Tuesday afternoon, the woman was identified by Barkman as Sibylle Reitmeyer of Fuldatal, Germany. The Medical Examiner's Office has not released an official cause of death, she said.

On Saturday, 23-year-old Amalia Barber, of Clinton, Ill., died while hiking with friends on a trail north of the Ritz-Carlton Dove Mountain hotel in Marana.

Because of difficulties with cell phone service and lack of GPS on the hikers' phones, it took rescuers from the Sheriff's Department and Northwest Fire District about an hour to reach the victim after a 1 p.m. distress call, Barkman said.

The Purdue University student was pronounced dead at the scene "after suffering from what is believed to be extreme heat exhaustion/heat stroke," Barkman said.

The Sheriff's Department offered suggestions on avoiding heat-related illness:

  • Arrange outdoor activities before 10 a.m. and after 4 p.m. to avoid the worst heat of the day;
  • Always apply sunscreen before going out – wear a hat and light colored, loose fitting clothing made from "breathable" fabrics. Long sleeved shirts and pants will minimize fluid loss through perspiration;
  • Hydrate adequately. Drink at least one quart of fluid for each hour you are out doing physical activity. Water is best, but after extended periods of time outside, replenish with a "sports drink" for electrolyte replacement;
  • Plan activities to include others; do not hike or walk alone;
  • Carry a cell phone for emergencies;
  • Tell someone where you are going, when you will return, and what route(s) you will be taking.

The National Weather Service issued a heat advisory for Monday; temperatures were forecast to hit 108 in some areas of Southern Arizona.

Know the symptoms

Heat exhaustion

Heat exhaustion is a common heat related condition. Possible warning signs of heat exhaustion include:

  • Extreme weakness
  • Exhaustion
  • Headache
  • Profuse sweating
  • Cool, moist, pale or red skin
  • Nausea and vomiting


Immediately get the victim into a cooler environment or out of the direct sun. Apply wet cloths and encourage sips of water unless nausea and vomiting occur. Stay away from caffeine and alcohol, they will only add to the dehydration already present. Medical attention should be sought out for these individuals; however, symptoms tend to correct themselves with proper care, intake of fluids, removing themselves from the sun, and resting.

Heat stroke

Heat stroke is a serious life-threatening condition. Signs of heat stroke include:

  • Unconsciousness
  • Dry, hot, red skin
  • High body temperature
  • Rapid, shallow breathing

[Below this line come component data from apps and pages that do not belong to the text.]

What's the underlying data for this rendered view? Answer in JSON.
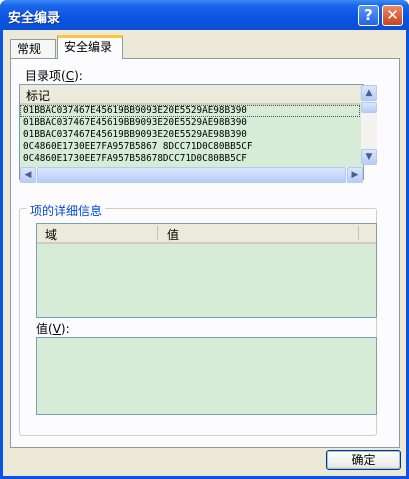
{
  "window": {
    "title": "安全编录",
    "help_glyph": "?",
    "close_glyph": "✕"
  },
  "tabs": [
    {
      "label": "常规"
    },
    {
      "label": "安全编录"
    }
  ],
  "catalog": {
    "label_text": "目录项",
    "label_mnemonic": "C",
    "label_pre": "(",
    "label_post": "):",
    "column_header": "标记",
    "rows": [
      "01BBAC037467E45619BB9093E20E5529AE98B390",
      "01BBAC037467E45619BB9093E20E5529AE98B390",
      "01BBAC037467E45619BB9093E20E5529AE98B390",
      "0C4860E1730EE7FA957B5867 8DCC71D0C80BB5CF",
      "0C4860E1730EE7FA957B58678DCC71D0C80BB5CF"
    ]
  },
  "details": {
    "group_title": "项的详细信息",
    "col_field": "域",
    "col_value": "值"
  },
  "value": {
    "label_text": "值",
    "label_mnemonic": "V",
    "label_pre": "(",
    "label_post": "):"
  },
  "ok_label": "确定"
}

Heat stroke, which can be fatal, is the next step after heat exhaustion. Victims should be cooled off as quickly as possible by wrapping them in cool cloths. Ice packs should be packed in the armpits or groin area, if possible. Remove the heat stroke victim from direct sunlight immediately and into a cooler environment if at all possible. Medical attention should be sought out immediately and the victim should be taken to a hospital for evaluation.

Heat exhaustion may turn into heat stroke very rapidly; as soon as signs of heat exhaustion are identified, preventative measures should be taken so heat stroke will not occur.

Source: Pima County Sheriff'd Department

Read more about

dawn barkman, heat, hiking, pcsd, weather

— 30 —

Best in Internet Exploder